Yes. But at the end of the day, to be really honest with you, a lot of this business that people don’t understand is that it’s a business. It’s not about creating a pretty picture that’s going to bring everyone in. It’s a business first and foremost, and there are business principles and rules that need to be followed. If you’re not approaching it in a highly disciplined manner but as a field of dreams because you’ve been writing or producing or directing for 30 years and haven’t had a hit yet, then the discipline is missing.
It’s costs, but it’s also discipline in knowing who the market is for the product, and whether the product addresses that market’s needs.
You make producing movies seem more like a science than an art.
It is a science at the $20 million to $30 million level.
How do you generate awareness of Media Society?
We do a lot of social media marketing, and people come to our Web site. Those that [join] us are serious about investing. They want diversification, but at the same time they would like to do something that’s a bit more fun. Many have been locked into the stock market since 2000 but are not that far from where they started — and it’s a grind.
What motivates members to ultimately invest?
They know that the projects are going to be seen and that taken all together, have a great potential of producing positive ROI. They decide: “Wow! I want to have my name on a project. I want to go on the set while the film is shooting. I want to attend the premiere. And I want to reap the potential rewards that occur when we release the film.”
Why do folks need to become members? Why can’t they just invest in your films?
First and foremost we are a member community, and we want people to approach it that way. Membership also enables us to defray costs that would otherwise be passed on to everyone in various forms. Part of the [membership fees] support the team we employ that’s continually reviewing A-level productions brought to us by A-level producers. And a significant portion is used for the events investors can attend.
What are the differences between your two levels of membership?
The lower priced membership allows people to invest in the slates of projects, be on set while the film is shooting and have their name [on-screen] in the end credits as an Altar Identity executive producer. The higher-level membership lets them attend [film festivals and additional] events like the Oscar viewing party that we do every year.
What happens after a potential investor submits your online form expressing interest? Is there ever face-to-face contact?
We speak with them in detail to see if this is appropriate for them. It isn’t for everyone.
Even if they have enough money to invest?
It’s not always about money. We still have to look at what their allocations are, what they’re attempting to achieve and see if it’s a fit. It’s not an ice cream store where everyone that makes it through the door gets an ice cream. I’ve had people contact me that are 90 years old! They’ve got all the money in the world, but this is not always most appropriate for them.
Why? Because at that age, their judgment may be impaired?

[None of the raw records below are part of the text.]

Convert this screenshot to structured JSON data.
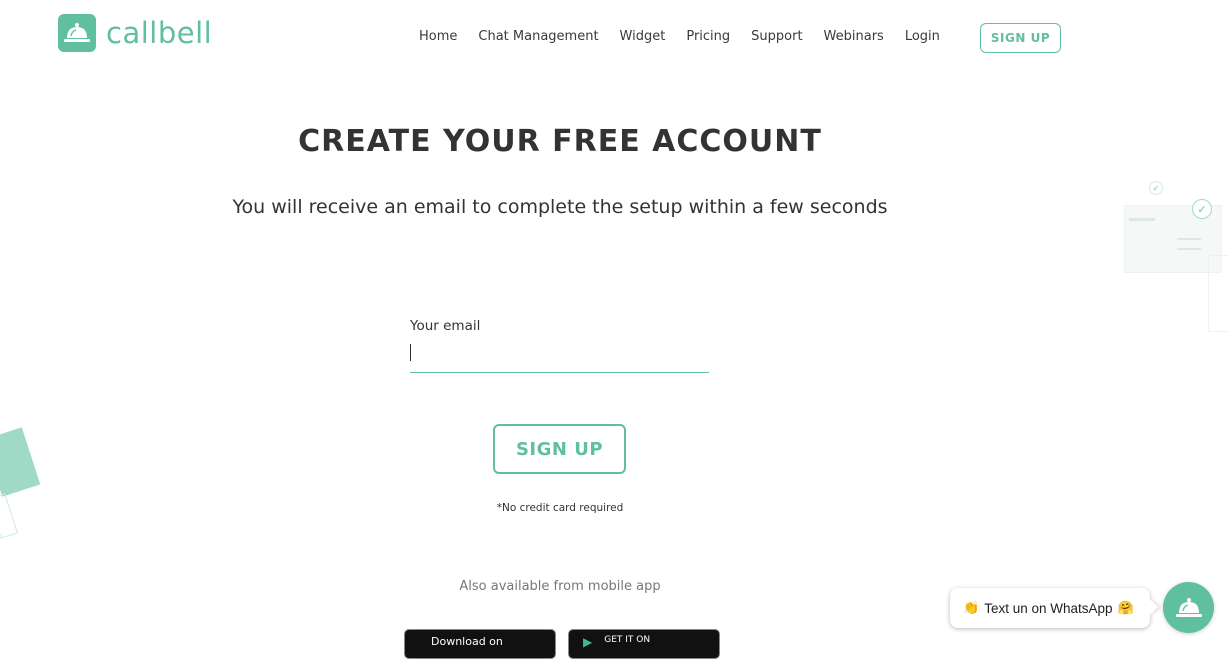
{
  "header": {
    "logo_text": "callbell",
    "nav": [
      "Home",
      "Chat Management",
      "Widget",
      "Pricing",
      "Support",
      "Webinars",
      "Login"
    ],
    "signup_label": "SIGN UP"
  },
  "main": {
    "title": "CREATE YOUR FREE ACCOUNT",
    "subtitle": "You will receive an email to complete the setup within a few seconds",
    "email_label": "Your email",
    "email_value": "",
    "signup_button": "SIGN UP",
    "no_credit_card": "*No credit card required",
    "mobile_note": "Also available from mobile app",
    "app_store_label": "Download on",
    "google_play_label": "GET IT ON"
  },
  "whatsapp_widget": {
    "text": "Text un on WhatsApp",
    "left_emoji": "👏",
    "right_emoji": "🤗"
  },
  "colors": {
    "accent": "#5fbf9f",
    "text": "#333333"
  },
  "icons": [
    "bell-icon",
    "check-icon",
    "apple-icon",
    "play-icon"
  ]
}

Well, that has to be a concern. It just isn’t prudent. I spent much of my life in the securities industry, and having money doesn’t mean you’ve got the emotional wherewithal to be investing in something that’s an alternative asset. Having money doesn’t mean you’re sophisticated.
Do you have a release date and distributor for “Big Stone Gap”?
We’re working that out right now. We think it will probably be released at the end of this summer. We’re in the midst of negotiations for the best plan for global distribution.
How do you forecast what types of movies will be appealing to audiences two or three years in the future?
We do analyses of all the major studios’ release schedules. And we’re continually looking at what’s being picked up and released. We look at changes in consumer patterns.
Do you like movies now as much as you did before you set foot in the business?
I really like it when things are done in an incredibly disciplined manner and you get what you were looking to achieve at the outset.
You’ve mentioned “discipline” a number of times in this interview. Were you ever in the military?
No, but I was raised on a farm in Minnesota. Trust me, farm kids know discipline.